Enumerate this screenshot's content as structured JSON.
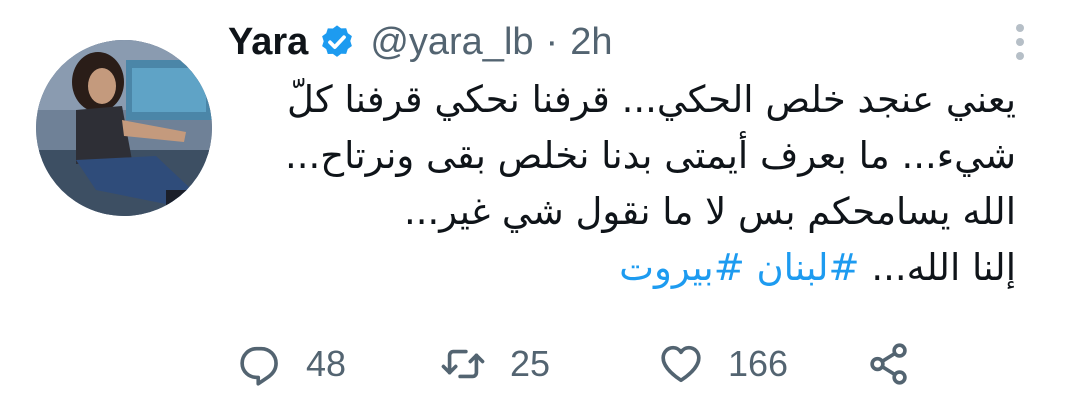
{
  "tweet": {
    "author": {
      "display_name": "Yara",
      "handle": "@yara_lb",
      "verified": true
    },
    "separator": "·",
    "time": "2h",
    "body_lines": [
      "يعني عنجد خلص الحكي... قرفنا نحكي قرفنا كلّ",
      "شيء... ما بعرف أيمتى بدنا نخلص بقى ونرتاح...",
      "الله يسامحكم بس لا ما نقول شي غير..."
    ],
    "last_line_text": "إلنا الله...",
    "hashtags": [
      "#لبنان",
      "#بيروت"
    ]
  },
  "actions": {
    "reply": {
      "icon": "reply-icon",
      "count": "48"
    },
    "retweet": {
      "icon": "retweet-icon",
      "count": "25"
    },
    "like": {
      "icon": "heart-icon",
      "count": "166"
    },
    "share": {
      "icon": "share-icon"
    }
  },
  "colors": {
    "text": "#0f1419",
    "secondary": "#536471",
    "link": "#1d9bf0",
    "verified": "#1d9bf0"
  }
}
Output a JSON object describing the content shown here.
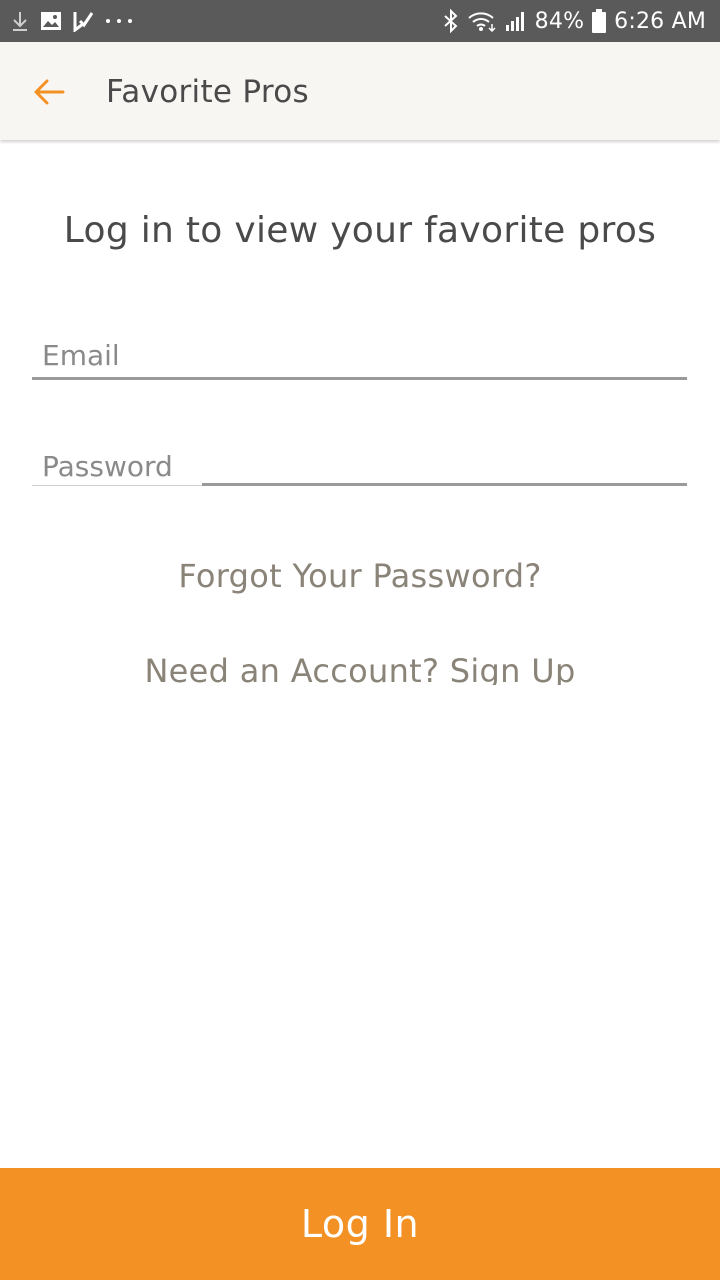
{
  "status_bar": {
    "battery_percent": "84%",
    "time": "6:26 AM",
    "left_icons": [
      "download-icon",
      "image-icon",
      "check-icon",
      "more-dots-icon"
    ],
    "right_icons": [
      "bluetooth-icon",
      "wifi-icon",
      "signal-icon",
      "battery-icon"
    ]
  },
  "app_bar": {
    "title": "Favorite Pros",
    "back_icon": "arrow-left-icon",
    "accent_color": "#f39124"
  },
  "main": {
    "heading": "Log in to view your favorite pros",
    "email_placeholder": "Email",
    "password_placeholder": "Password",
    "forgot_password_label": "Forgot Your Password?",
    "signup_label": "Need an Account? Sign Up"
  },
  "footer": {
    "login_label": "Log In",
    "button_color": "#f39124"
  }
}
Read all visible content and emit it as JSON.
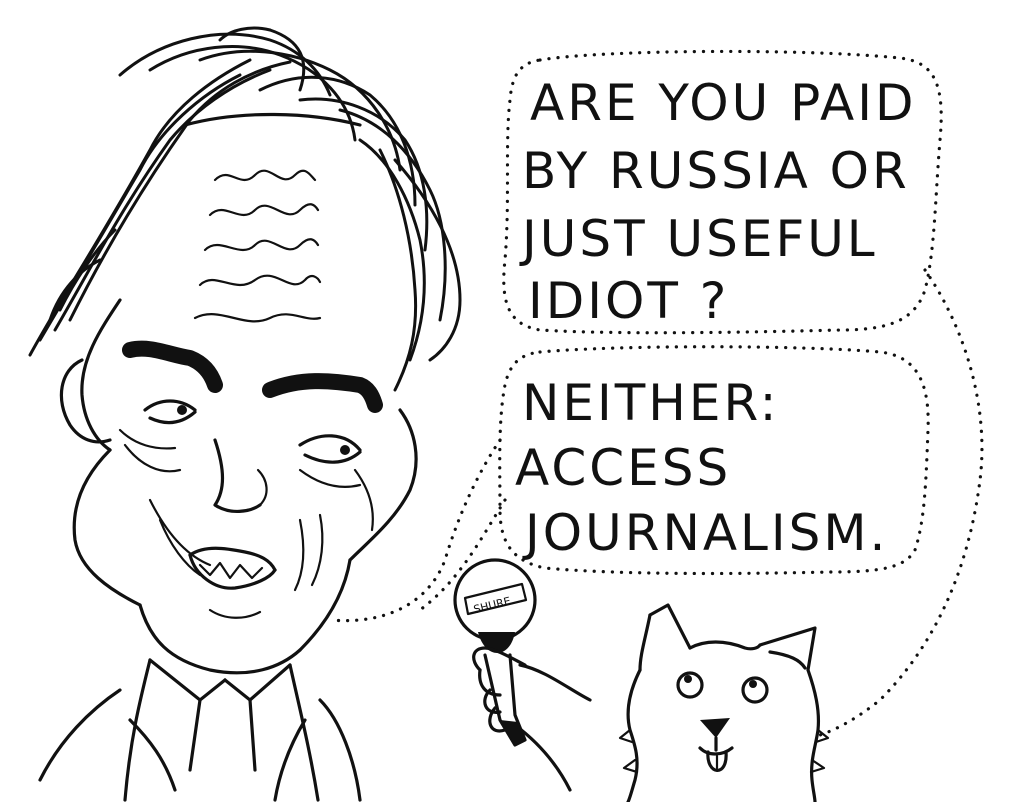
{
  "speech_bubble_question": {
    "lines": [
      "ARE YOU PAID",
      "BY RUSSIA OR",
      "JUST USEFUL",
      "IDIOT ?"
    ]
  },
  "speech_bubble_answer": {
    "lines": [
      "NEITHER:",
      "ACCESS",
      "JOURNALISM."
    ]
  },
  "microphone": {
    "brand_label": "SHURE"
  },
  "colors": {
    "ink": "#111111",
    "paper": "#ffffff"
  }
}
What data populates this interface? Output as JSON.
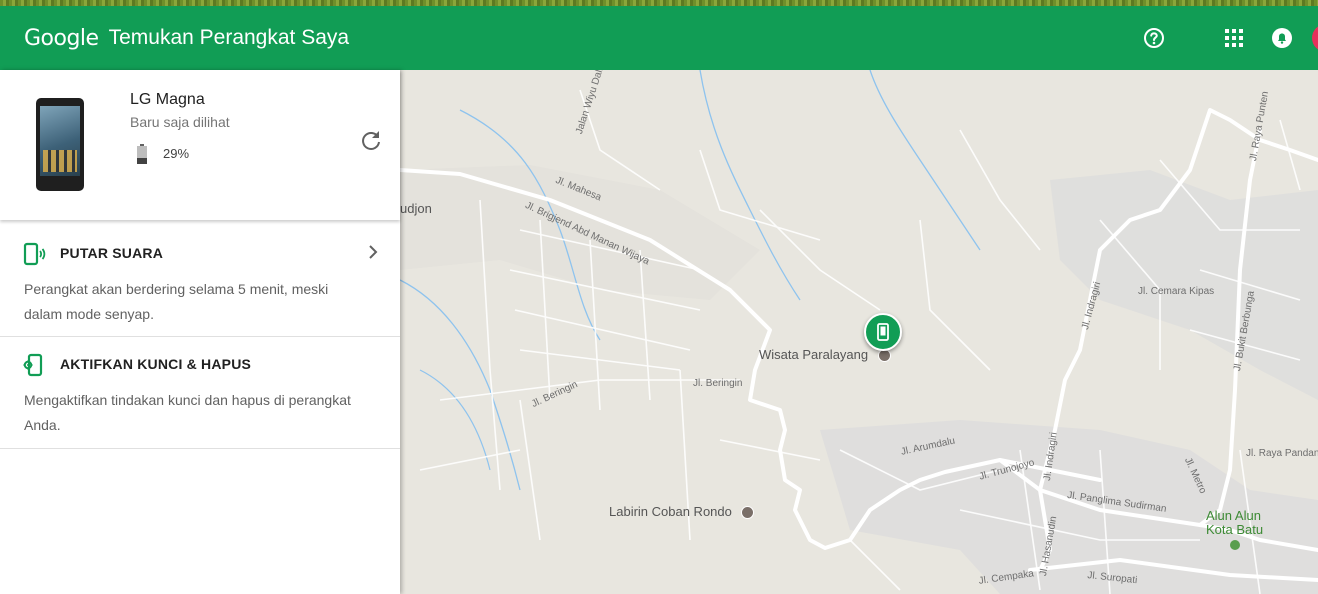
{
  "header": {
    "logo": "Google",
    "title": "Temukan Perangkat Saya",
    "icons": [
      "help-icon",
      "apps-grid-icon",
      "notifications-icon",
      "avatar"
    ],
    "color": "#119d55"
  },
  "device": {
    "name": "LG Magna",
    "last_seen": "Baru saja dilihat",
    "battery": "29%"
  },
  "actions": [
    {
      "title": "PUTAR SUARA",
      "desc": "Perangkat akan berdering selama 5 menit, meski dalam mode senyap.",
      "icon": "phone-ring-icon"
    },
    {
      "title": "AKTIFKAN KUNCI & HAPUS",
      "desc": "Mengaktifkan tindakan kunci dan hapus di perangkat Anda.",
      "icon": "phone-lock-icon"
    }
  ],
  "map": {
    "places": {
      "wisata": "Wisata Paralayang",
      "labirin": "Labirin Coban Rondo",
      "alun1": "Alun Alun",
      "alun2": "Kota Batu"
    },
    "streets": {
      "s1": "Jl. Mahesa",
      "s2": "Jl. Brigjend Abd Manan Wijaya",
      "s3": "Jl. Beringin",
      "s4": "Jl. Beringin",
      "s5": "Jl. Arumdalu",
      "s6": "Jl. Trunojoyo",
      "s7": "Jl. Panglima Sudirman",
      "s8": "Jl. Cemara Kipas",
      "s9": "Jl. Indragiri",
      "s10": "Jl. Indragiri",
      "s11": "Jl. Bukit Berbunga",
      "s12": "Jl. Raya Punten",
      "s13": "Jl. Raya Pandan",
      "s14": "Jl. Hasanudin",
      "s15": "Jl. Cempaka",
      "s16": "Jl. Suropati",
      "s17": "Jalan Wiyu Dali",
      "s18": "Jl. Metro",
      "s19": "udjon"
    }
  }
}
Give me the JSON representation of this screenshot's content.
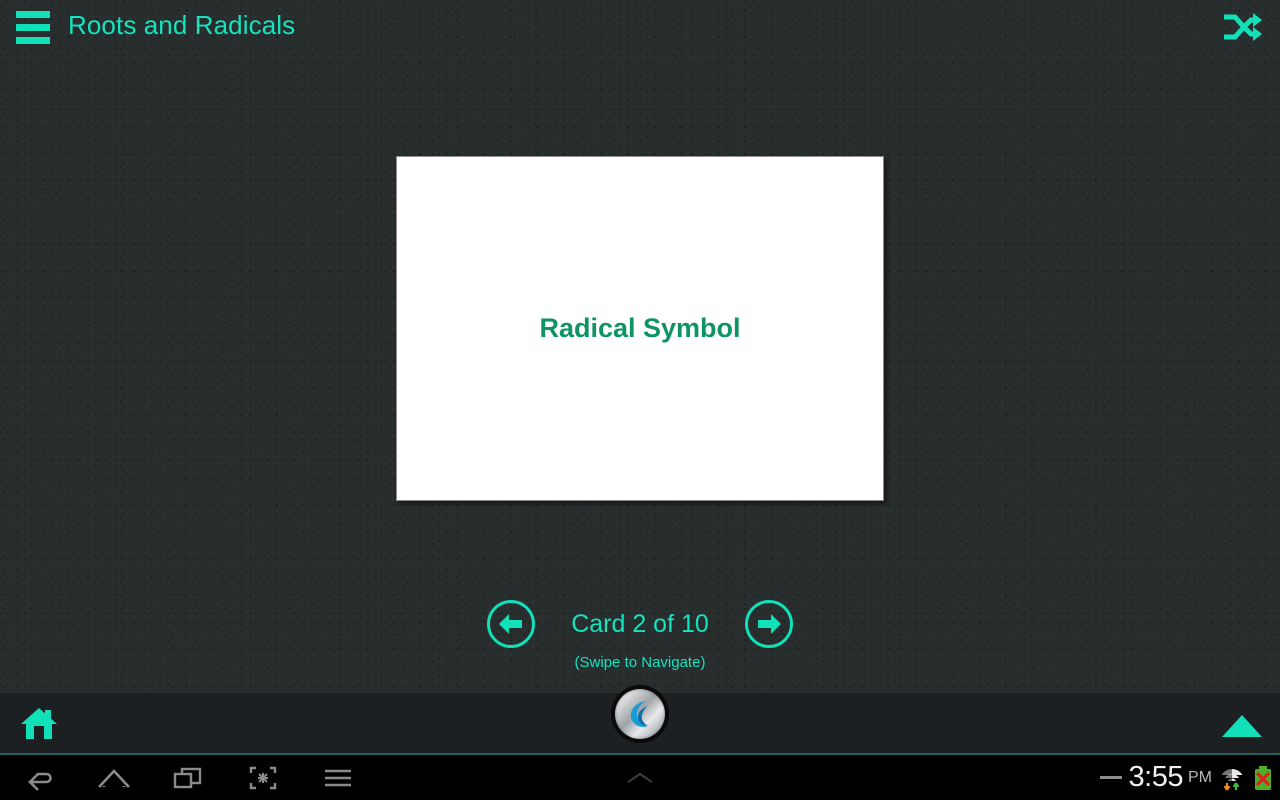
{
  "header": {
    "title": "Roots and Radicals",
    "menu_icon": "hamburger-menu-icon",
    "shuffle_icon": "shuffle-icon",
    "accent_color": "#14e3bc"
  },
  "card": {
    "text": "Radical Symbol",
    "text_color": "#0e9464",
    "background_color": "#ffffff",
    "border_color": "#8b8b8b"
  },
  "pager": {
    "prev_icon": "arrow-left-icon",
    "next_icon": "arrow-right-icon",
    "counter": "Card 2 of 10",
    "current_card": 2,
    "total_cards": 10,
    "hint": "(Swipe to Navigate)"
  },
  "app_bottom_bar": {
    "home_icon": "home-icon",
    "expand_icon": "triangle-up-icon",
    "background_color": "#1c2023"
  },
  "emulator": {
    "home_button_icon": "bluestacks-logo-icon"
  },
  "android_nav": {
    "items": [
      {
        "name": "back-icon"
      },
      {
        "name": "home-icon"
      },
      {
        "name": "recents-icon"
      },
      {
        "name": "shrink-icon"
      },
      {
        "name": "menu-icon"
      },
      {
        "name": "chevron-up-icon"
      }
    ],
    "status": {
      "dash_icon": "dash-icon",
      "time": "3:55",
      "ampm": "PM",
      "wifi_icon": "wifi-data-icon",
      "battery_icon": "battery-error-icon"
    }
  }
}
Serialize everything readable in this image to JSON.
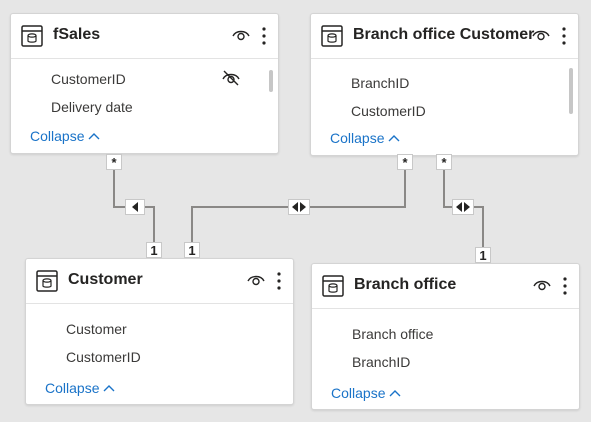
{
  "tables": [
    {
      "id": "fsales",
      "title": "fSales",
      "fields": [
        "CustomerID",
        "Delivery date"
      ],
      "collapse_label": "Collapse"
    },
    {
      "id": "branch-office-customer",
      "title": "Branch office Customer",
      "fields": [
        "BranchID",
        "CustomerID"
      ],
      "collapse_label": "Collapse"
    },
    {
      "id": "customer",
      "title": "Customer",
      "fields": [
        "Customer",
        "CustomerID"
      ],
      "collapse_label": "Collapse"
    },
    {
      "id": "branch-office",
      "title": "Branch office",
      "fields": [
        "Branch office",
        "BranchID"
      ],
      "collapse_label": "Collapse"
    }
  ],
  "relationships": [
    {
      "from": "fSales",
      "to": "Customer",
      "from_cardinality": "*",
      "to_cardinality": "1",
      "cross_filter": "single"
    },
    {
      "from": "Branch office Customer",
      "to": "Customer",
      "from_cardinality": "*",
      "to_cardinality": "1",
      "cross_filter": "both"
    },
    {
      "from": "Branch office Customer",
      "to": "Branch office",
      "from_cardinality": "*",
      "to_cardinality": "1",
      "cross_filter": "both"
    }
  ],
  "colors": {
    "canvas": "#e6e6e6",
    "card": "#ffffff",
    "link": "#1a73c8",
    "line": "#8a8886"
  },
  "icons": {
    "table": "table-icon",
    "visibility": "eye-icon",
    "more": "more-options-icon",
    "hidden_field": "eye-slash-icon",
    "expand": "chevron-up-icon"
  }
}
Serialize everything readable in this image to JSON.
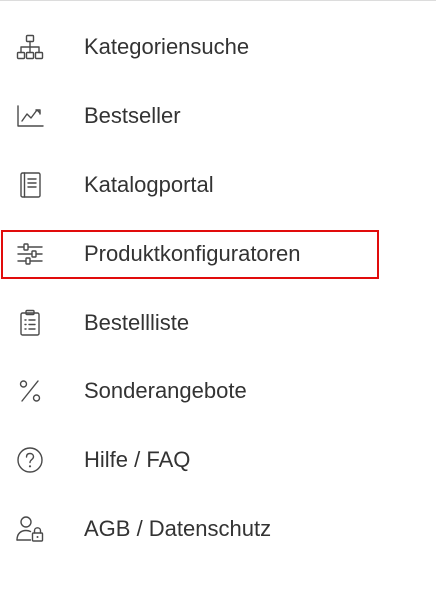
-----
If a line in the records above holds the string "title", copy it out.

ANSWER SECTION:
    "title": "Favorite Pros",
    "title": "Temukan Perangkat Saya",
      "title": "PUTAR SUARA",
      "title": "AKTIFKAN KUNCI & HAPUS",
    "title": "Roots and Radicals",
      "title": "fSales",
      "title": "Branch office Customer",
      "title": "Customer",
      "title": "Branch office",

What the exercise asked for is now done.